Write the entries out in full, matching them exactly.

## EXERCISE INPUT
::::
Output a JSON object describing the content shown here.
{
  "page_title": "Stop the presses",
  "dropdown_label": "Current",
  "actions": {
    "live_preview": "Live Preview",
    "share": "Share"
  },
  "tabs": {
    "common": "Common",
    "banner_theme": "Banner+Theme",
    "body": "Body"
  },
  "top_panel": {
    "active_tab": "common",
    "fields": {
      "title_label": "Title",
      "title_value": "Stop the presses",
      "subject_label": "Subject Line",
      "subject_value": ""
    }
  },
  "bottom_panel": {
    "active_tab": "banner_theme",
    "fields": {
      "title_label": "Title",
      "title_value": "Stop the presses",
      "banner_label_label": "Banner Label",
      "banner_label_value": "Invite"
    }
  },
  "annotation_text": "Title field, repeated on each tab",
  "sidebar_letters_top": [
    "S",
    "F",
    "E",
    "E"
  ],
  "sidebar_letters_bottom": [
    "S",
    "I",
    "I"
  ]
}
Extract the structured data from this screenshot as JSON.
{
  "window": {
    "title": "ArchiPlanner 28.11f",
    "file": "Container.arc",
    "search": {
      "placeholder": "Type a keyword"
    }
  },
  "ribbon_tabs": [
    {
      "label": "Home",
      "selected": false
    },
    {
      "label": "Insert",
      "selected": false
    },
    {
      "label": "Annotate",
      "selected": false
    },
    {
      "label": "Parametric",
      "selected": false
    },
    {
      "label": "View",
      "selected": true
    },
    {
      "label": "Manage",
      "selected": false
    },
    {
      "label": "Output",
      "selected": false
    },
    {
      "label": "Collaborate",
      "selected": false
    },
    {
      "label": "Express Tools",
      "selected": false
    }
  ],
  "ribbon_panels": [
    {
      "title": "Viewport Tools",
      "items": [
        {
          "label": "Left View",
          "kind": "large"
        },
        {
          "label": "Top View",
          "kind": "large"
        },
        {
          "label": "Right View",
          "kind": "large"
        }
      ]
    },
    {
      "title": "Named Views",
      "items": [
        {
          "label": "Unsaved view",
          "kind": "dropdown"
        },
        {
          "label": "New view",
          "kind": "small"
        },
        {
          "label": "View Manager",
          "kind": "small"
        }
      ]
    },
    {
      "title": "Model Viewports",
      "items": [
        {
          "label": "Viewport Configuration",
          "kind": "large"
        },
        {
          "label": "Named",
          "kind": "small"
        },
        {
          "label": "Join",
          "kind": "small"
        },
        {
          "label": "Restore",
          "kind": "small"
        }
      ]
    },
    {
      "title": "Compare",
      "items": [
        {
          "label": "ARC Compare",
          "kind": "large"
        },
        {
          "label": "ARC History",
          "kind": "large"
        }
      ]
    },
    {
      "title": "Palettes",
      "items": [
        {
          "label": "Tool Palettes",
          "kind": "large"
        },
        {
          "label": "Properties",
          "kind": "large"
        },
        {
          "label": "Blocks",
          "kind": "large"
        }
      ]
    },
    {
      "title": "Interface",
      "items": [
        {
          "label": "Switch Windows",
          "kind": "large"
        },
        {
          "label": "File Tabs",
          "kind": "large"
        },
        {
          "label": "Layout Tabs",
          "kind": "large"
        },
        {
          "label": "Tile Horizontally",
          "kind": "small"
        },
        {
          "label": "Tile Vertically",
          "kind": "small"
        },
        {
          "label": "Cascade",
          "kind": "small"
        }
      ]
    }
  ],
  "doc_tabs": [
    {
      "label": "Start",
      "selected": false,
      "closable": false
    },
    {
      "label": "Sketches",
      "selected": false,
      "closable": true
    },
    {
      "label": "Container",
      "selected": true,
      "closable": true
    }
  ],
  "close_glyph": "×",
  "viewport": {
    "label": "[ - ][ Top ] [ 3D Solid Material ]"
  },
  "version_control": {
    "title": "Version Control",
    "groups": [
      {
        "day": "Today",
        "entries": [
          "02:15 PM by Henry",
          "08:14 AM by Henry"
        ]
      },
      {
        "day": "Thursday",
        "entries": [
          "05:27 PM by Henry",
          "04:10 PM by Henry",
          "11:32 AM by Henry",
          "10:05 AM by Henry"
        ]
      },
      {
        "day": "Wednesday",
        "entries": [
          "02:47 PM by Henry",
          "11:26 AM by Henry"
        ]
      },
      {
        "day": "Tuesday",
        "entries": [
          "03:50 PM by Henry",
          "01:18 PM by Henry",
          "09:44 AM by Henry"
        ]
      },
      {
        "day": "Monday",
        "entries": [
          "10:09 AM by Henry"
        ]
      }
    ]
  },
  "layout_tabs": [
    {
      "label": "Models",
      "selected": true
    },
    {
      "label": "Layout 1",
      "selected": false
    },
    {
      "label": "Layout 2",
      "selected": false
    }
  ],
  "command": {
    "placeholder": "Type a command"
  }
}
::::
## ANSWER
Output a JSON object describing the content shown here.
{
  "page_title": "Stop the presses",
  "dropdown_label": "Current",
  "actions": {
    "live_preview": "Live Preview",
    "share": "Share"
  },
  "tabs": {
    "common": "Common",
    "banner_theme": "Banner+Theme",
    "body": "Body"
  },
  "top_panel": {
    "active_tab": "common",
    "fields": {
      "title_label": "Title",
      "title_value": "Stop the presses",
      "subject_label": "Subject Line",
      "subject_value": ""
    }
  },
  "bottom_panel": {
    "active_tab": "banner_theme",
    "fields": {
      "title_label": "Title",
      "title_value": "Stop the presses",
      "banner_label_label": "Banner Label",
      "banner_label_value": "Invite"
    }
  },
  "annotation_text": "Title field, repeated on each tab",
  "sidebar_letters_top": [
    "S",
    "F",
    "E",
    "E"
  ],
  "sidebar_letters_bottom": [
    "S",
    "I",
    "I"
  ]
}
Extract the structured data from this screenshot as JSON.
{
  "window": {
    "title": "ArchiPlanner 28.11f",
    "file": "Container.arc",
    "search": {
      "placeholder": "Type a keyword"
    }
  },
  "ribbon_tabs": [
    {
      "label": "Home",
      "selected": false
    },
    {
      "label": "Insert",
      "selected": false
    },
    {
      "label": "Annotate",
      "selected": false
    },
    {
      "label": "Parametric",
      "selected": false
    },
    {
      "label": "View",
      "selected": true
    },
    {
      "label": "Manage",
      "selected": false
    },
    {
      "label": "Output",
      "selected": false
    },
    {
      "label": "Collaborate",
      "selected": false
    },
    {
      "label": "Express Tools",
      "selected": false
    }
  ],
  "ribbon_panels": [
    {
      "title": "Viewport Tools",
      "items": [
        {
          "label": "Left View",
          "kind": "large"
        },
        {
          "label": "Top View",
          "kind": "large"
        },
        {
          "label": "Right View",
          "kind": "large"
        }
      ]
    },
    {
      "title": "Named Views",
      "items": [
        {
          "label": "Unsaved view",
          "kind": "dropdown"
        },
        {
          "label": "New view",
          "kind": "small"
        },
        {
          "label": "View Manager",
          "kind": "small"
        }
      ]
    },
    {
      "title": "Model Viewports",
      "items": [
        {
          "label": "Viewport Configuration",
          "kind": "large"
        },
        {
          "label": "Named",
          "kind": "small"
        },
        {
          "label": "Join",
          "kind": "small"
        },
        {
          "label": "Restore",
          "kind": "small"
        }
      ]
    },
    {
      "title": "Compare",
      "items": [
        {
          "label": "ARC Compare",
          "kind": "large"
        },
        {
          "label": "ARC History",
          "kind": "large"
        }
      ]
    },
    {
      "title": "Palettes",
      "items": [
        {
          "label": "Tool Palettes",
          "kind": "large"
        },
        {
          "label": "Properties",
          "kind": "large"
        },
        {
          "label": "Blocks",
          "kind": "large"
        }
      ]
    },
    {
      "title": "Interface",
      "items": [
        {
          "label": "Switch Windows",
          "kind": "large"
        },
        {
          "label": "File Tabs",
          "kind": "large"
        },
        {
          "label": "Layout Tabs",
          "kind": "large"
        },
        {
          "label": "Tile Horizontally",
          "kind": "small"
        },
        {
          "label": "Tile Vertically",
          "kind": "small"
        },
        {
          "label": "Cascade",
          "kind": "small"
        }
      ]
    }
  ],
  "doc_tabs": [
    {
      "label": "Start",
      "selected": false,
      "closable": false
    },
    {
      "label": "Sketches",
      "selected": false,
      "closable": true
    },
    {
      "label": "Container",
      "selected": true,
      "closable": true
    }
  ],
  "close_glyph": "×",
  "viewport": {
    "label": "[ - ][ Top ] [ 3D Solid Material ]"
  },
  "version_control": {
    "title": "Version Control",
    "groups": [
      {
        "day": "Today",
        "entries": [
          "02:15 PM by Henry",
          "08:14 AM by Henry"
        ]
      },
      {
        "day": "Thursday",
        "entries": [
          "05:27 PM by Henry",
          "04:10 PM by Henry",
          "11:32 AM by Henry",
          "10:05 AM by Henry"
        ]
      },
      {
        "day": "Wednesday",
        "entries": [
          "02:47 PM by Henry",
          "11:26 AM by Henry"
        ]
      },
      {
        "day": "Tuesday",
        "entries": [
          "03:50 PM by Henry",
          "01:18 PM by Henry",
          "09:44 AM by Henry"
        ]
      },
      {
        "day": "Monday",
        "entries": [
          "10:09 AM by Henry"
        ]
      }
    ]
  },
  "layout_tabs": [
    {
      "label": "Models",
      "selected": true
    },
    {
      "label": "Layout 1",
      "selected": false
    },
    {
      "label": "Layout 2",
      "selected": false
    }
  ],
  "command": {
    "placeholder": "Type a command"
  }
}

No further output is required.